» THE DATA:
....

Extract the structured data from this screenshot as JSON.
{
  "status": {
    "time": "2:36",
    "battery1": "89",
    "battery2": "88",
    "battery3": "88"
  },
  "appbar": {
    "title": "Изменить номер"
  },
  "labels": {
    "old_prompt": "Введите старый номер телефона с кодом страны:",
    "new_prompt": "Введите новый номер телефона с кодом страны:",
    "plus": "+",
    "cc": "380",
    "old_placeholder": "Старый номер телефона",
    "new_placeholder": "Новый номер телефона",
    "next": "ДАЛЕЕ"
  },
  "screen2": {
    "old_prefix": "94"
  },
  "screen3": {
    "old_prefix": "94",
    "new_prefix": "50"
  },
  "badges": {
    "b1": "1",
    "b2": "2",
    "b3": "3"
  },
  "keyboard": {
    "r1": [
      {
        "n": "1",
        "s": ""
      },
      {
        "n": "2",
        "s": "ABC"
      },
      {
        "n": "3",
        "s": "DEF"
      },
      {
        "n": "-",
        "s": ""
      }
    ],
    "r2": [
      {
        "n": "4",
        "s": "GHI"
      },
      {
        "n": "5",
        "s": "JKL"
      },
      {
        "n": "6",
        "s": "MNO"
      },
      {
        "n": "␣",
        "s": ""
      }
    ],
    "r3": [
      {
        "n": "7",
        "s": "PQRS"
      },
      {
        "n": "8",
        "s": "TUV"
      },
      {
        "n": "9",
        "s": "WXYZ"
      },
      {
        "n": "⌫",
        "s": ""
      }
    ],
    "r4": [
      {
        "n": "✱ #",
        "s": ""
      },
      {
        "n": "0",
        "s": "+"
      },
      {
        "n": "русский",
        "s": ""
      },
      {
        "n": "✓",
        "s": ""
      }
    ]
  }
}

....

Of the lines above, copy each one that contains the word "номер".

    "title": "Изменить номер"
    "old_prompt": "Введите старый номер телефона с кодом страны:",
    "new_prompt": "Введите новый номер телефона с кодом страны:",
    "old_placeholder": "Старый номер телефона",
    "new_placeholder": "Новый номер телефона",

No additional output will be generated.